* **Task requirements**
Among the lines below, how many have the word "true"? The reply is that number alone.

───

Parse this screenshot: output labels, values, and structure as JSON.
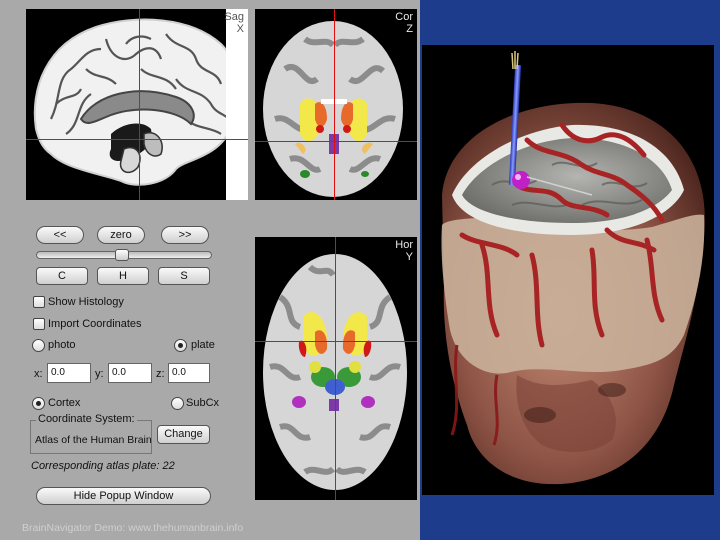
{
  "views": {
    "sagittal": {
      "label_top": "Sag",
      "label_bottom": "X"
    },
    "coronal": {
      "label_top": "Cor",
      "label_bottom": "Z"
    },
    "horizontal": {
      "label_top": "Hor",
      "label_bottom": "Y"
    }
  },
  "nav": {
    "prev": "<<",
    "zero": "zero",
    "next": ">>"
  },
  "planes": {
    "c": "C",
    "h": "H",
    "s": "S"
  },
  "options": {
    "show_histology": "Show Histology",
    "import_coordinates": "Import Coordinates",
    "photo": "photo",
    "plate": "plate",
    "plate_selected": true
  },
  "coords": {
    "x_label": "x:",
    "x_value": "0.0",
    "y_label": "y:",
    "y_value": "0.0",
    "z_label": "z:",
    "z_value": "0.0"
  },
  "region": {
    "cortex": "Cortex",
    "subcx": "SubCx",
    "cortex_selected": true
  },
  "coordinate_system": {
    "title": "Coordinate System:",
    "value": "Atlas of the Human Brain",
    "change": "Change"
  },
  "plate_text": "Corresponding atlas plate: 22",
  "hide_popup": "Hide Popup Window",
  "footer": "BrainNavigator Demo:   www.thehumanbrain.info",
  "colors": {
    "panel": "#a9a9a9",
    "right_bg": "#1e3c8c",
    "crosshair": "#e01010"
  }
}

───

* **Answer space**
2